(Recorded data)
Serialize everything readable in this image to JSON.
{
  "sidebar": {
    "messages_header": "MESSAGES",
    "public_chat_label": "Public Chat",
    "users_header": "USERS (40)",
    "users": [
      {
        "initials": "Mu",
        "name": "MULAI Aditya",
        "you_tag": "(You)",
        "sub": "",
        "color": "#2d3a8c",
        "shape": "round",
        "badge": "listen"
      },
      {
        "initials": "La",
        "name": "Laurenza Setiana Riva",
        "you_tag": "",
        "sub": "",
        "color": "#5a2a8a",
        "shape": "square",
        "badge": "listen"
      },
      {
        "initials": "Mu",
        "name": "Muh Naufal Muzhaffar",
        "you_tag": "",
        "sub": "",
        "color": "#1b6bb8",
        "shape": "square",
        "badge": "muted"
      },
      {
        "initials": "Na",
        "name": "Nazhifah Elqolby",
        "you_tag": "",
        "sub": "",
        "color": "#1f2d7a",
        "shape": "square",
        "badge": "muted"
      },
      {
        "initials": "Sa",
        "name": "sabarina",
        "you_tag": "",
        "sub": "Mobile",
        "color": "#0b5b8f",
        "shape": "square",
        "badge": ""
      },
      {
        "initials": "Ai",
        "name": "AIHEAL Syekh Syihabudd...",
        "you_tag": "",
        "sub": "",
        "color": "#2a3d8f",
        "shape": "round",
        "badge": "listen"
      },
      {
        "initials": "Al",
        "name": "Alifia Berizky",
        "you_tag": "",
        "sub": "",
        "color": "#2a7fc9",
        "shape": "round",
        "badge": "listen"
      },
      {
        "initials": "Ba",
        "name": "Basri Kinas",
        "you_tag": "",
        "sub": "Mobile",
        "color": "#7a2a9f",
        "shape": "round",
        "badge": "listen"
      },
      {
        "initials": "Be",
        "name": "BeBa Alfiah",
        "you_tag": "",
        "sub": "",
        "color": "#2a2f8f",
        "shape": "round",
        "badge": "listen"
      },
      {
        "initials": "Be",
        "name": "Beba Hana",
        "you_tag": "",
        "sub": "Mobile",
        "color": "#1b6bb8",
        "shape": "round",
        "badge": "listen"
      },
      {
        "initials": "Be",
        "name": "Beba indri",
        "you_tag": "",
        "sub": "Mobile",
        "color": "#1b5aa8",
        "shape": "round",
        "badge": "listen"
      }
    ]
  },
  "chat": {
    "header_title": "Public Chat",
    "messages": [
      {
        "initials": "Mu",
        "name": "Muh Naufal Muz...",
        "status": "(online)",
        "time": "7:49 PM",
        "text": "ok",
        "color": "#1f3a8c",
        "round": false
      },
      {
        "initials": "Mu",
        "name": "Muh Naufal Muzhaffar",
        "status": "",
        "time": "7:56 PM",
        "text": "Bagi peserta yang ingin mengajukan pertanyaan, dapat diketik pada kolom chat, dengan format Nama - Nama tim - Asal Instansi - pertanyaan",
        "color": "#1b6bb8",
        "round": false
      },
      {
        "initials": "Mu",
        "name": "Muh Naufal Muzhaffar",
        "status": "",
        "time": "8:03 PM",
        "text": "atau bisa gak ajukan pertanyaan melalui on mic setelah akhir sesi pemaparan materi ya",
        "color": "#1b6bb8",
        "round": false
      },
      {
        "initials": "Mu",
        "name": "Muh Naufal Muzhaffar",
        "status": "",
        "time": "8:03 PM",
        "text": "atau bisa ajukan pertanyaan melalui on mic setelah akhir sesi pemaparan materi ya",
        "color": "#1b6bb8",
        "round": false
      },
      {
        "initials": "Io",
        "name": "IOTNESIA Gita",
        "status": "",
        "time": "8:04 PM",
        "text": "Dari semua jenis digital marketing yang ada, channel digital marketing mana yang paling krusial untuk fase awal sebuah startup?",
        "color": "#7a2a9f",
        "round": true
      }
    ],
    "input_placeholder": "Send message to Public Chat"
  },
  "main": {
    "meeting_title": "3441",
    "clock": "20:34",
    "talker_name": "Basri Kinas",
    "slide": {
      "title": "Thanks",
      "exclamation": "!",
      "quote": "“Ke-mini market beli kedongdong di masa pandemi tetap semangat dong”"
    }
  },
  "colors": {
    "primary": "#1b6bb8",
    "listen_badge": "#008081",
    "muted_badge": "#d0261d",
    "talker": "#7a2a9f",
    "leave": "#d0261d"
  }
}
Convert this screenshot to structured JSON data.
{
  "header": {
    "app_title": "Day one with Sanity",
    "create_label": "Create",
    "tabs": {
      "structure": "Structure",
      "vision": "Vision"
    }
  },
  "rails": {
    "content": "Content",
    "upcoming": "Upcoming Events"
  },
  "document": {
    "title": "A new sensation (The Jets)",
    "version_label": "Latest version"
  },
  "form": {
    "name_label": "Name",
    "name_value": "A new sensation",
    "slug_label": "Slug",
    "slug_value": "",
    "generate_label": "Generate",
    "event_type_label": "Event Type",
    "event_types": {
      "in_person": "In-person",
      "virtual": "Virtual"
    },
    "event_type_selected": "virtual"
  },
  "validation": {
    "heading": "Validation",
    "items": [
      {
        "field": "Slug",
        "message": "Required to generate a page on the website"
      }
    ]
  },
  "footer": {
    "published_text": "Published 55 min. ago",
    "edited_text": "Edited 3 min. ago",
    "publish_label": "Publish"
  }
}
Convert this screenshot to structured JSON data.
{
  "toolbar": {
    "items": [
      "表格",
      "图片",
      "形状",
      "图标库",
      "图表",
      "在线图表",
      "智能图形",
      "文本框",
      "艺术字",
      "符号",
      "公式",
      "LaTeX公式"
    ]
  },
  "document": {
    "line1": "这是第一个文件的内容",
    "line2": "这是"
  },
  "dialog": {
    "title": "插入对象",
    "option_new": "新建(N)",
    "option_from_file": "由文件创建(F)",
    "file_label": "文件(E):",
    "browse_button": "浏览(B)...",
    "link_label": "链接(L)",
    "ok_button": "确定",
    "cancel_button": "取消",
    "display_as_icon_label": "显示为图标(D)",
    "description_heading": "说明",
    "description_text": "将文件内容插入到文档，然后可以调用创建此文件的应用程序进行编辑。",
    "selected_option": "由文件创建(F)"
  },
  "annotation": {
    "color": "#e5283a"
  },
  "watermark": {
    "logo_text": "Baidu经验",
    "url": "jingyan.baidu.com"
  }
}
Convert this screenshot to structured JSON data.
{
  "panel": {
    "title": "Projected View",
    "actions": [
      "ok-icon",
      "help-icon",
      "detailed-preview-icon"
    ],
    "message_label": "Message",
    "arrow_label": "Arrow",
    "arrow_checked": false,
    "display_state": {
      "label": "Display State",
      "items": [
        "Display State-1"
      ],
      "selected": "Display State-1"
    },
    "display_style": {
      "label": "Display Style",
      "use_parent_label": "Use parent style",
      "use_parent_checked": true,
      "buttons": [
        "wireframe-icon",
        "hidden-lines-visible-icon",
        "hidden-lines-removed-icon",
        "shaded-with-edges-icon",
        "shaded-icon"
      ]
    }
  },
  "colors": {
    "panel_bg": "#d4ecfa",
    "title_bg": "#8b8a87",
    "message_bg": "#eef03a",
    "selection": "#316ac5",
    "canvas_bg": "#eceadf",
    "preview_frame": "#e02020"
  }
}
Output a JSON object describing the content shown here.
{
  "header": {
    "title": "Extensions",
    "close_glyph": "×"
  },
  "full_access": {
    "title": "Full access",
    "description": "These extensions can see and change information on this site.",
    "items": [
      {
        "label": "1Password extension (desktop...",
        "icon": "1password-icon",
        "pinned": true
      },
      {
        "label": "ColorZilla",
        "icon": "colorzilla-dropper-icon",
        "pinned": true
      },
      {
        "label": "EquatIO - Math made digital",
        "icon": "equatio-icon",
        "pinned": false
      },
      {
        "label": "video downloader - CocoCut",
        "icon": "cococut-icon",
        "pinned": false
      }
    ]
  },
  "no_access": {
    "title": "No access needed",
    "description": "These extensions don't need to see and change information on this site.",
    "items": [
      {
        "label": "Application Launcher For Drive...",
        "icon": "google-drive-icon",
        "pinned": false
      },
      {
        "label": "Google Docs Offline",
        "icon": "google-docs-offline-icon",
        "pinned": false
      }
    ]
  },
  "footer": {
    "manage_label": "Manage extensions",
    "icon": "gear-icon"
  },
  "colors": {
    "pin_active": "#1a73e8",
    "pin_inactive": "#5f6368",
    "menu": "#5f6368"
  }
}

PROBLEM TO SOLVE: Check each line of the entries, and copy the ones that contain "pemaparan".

SOLUTION TO THIS TASK:
        "text": "atau bisa gak ajukan pertanyaan melalui on mic setelah akhir sesi pemaparan materi ya",
        "text": "atau bisa ajukan pertanyaan melalui on mic setelah akhir sesi pemaparan materi ya",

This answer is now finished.